Tuesday, January 3, 2023

"Labor Protections Under Federal Cannabis Prohibition and the Future of Cannabis Unions"

As I have recently mentioned, after a very busy Fall semester, I am catching up on the posting of some recently produced papers that are part of the on-going series of student papers supported by the Drug Enforcement and Policy Center.  As I seek to  catch up in the days ahead, as I continue to relish the chance to highlight great work by OSU law students and recent graduates.   The title of this post is the title of this paper authored by Jenna Pletcher who is in the midst of her 3L year at The Ohio State University Moritz College of Law.  Here is its abstract of her paper: 

America’s legal cannabis market is growing exponentially and more states are beginning to legalize cannabis products.  Currently, the legal cannabis industry supports 428,059 workers nationally, and it is predicted that a mature cannabis market would support 1.5 million to 1.75 million workers.  However, it can be unclear what legal protections are offered to these workers under a federal prohibition regime. 
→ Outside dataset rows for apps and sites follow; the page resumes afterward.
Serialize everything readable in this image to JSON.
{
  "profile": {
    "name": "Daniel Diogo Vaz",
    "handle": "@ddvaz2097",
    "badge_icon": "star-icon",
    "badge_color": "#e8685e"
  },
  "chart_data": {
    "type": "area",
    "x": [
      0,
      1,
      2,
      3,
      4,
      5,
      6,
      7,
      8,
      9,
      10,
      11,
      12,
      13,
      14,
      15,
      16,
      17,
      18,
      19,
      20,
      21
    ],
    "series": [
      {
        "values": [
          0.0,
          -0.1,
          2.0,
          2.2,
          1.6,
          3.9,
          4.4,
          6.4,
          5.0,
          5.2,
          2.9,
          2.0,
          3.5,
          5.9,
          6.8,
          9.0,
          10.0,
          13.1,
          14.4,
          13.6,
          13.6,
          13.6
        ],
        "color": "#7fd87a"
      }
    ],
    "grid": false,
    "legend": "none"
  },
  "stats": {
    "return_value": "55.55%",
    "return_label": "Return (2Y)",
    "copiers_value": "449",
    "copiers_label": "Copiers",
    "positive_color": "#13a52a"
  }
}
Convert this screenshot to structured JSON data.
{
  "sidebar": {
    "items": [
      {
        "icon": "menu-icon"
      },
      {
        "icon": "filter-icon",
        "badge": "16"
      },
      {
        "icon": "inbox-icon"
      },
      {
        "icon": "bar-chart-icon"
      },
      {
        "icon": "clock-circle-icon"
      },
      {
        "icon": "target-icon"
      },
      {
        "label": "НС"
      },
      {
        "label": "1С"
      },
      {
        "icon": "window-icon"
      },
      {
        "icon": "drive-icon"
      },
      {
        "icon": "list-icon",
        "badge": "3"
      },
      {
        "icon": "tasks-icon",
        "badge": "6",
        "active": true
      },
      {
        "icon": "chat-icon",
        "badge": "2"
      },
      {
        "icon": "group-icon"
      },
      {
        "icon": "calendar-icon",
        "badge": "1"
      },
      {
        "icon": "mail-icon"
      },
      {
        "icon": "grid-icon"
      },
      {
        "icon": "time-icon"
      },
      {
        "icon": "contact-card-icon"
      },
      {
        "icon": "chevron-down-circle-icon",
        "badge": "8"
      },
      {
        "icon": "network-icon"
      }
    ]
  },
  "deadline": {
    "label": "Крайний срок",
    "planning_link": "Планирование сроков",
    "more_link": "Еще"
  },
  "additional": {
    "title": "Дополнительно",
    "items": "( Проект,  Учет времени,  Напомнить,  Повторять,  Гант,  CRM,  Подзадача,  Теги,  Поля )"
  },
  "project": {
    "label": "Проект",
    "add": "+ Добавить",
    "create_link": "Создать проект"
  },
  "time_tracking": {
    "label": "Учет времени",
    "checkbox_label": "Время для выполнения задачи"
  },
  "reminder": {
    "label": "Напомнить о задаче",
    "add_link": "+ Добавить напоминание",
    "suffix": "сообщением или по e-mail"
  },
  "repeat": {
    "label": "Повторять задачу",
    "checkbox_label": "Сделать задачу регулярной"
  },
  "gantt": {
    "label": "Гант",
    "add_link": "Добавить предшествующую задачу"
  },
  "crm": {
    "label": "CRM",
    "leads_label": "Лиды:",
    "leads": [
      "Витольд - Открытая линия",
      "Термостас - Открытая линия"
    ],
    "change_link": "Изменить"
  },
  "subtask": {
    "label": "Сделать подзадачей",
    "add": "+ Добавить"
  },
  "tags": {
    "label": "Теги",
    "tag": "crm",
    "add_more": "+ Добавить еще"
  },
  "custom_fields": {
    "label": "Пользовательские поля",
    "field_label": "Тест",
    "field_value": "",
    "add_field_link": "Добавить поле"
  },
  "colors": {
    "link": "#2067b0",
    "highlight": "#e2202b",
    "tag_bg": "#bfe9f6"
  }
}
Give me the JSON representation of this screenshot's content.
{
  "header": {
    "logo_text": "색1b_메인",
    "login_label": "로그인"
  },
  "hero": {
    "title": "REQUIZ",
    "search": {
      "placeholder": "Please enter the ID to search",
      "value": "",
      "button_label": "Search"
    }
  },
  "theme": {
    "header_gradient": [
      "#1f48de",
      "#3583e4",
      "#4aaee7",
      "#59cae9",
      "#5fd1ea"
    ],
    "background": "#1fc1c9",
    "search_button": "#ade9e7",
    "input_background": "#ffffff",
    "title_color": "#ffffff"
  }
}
The basic right of workers to form a union is protected by the National Labor Relations Act (“NLRA”). However, the NLRA does not protect agricultural workers, and it is not clear which positions in the cannabis industry are considered “agricultural.”  In addition, it is unclear whether the National Labor Relations Board will consistently exert jurisdiction over retail workers in a federally prohibited recreational marijuana industry.  This paper will evaluate the applicability of the NLRA to the cannabis industry, the policy concerns surrounding the use of labor peace agreements to fill in gaps left by federal labor laws, and what widespread unionization could mean for a quickly growing sector of the economy.

January 3, 2023 in Business laws and regulatory issues, Employment and labor law issues | Permalink | Comments (0)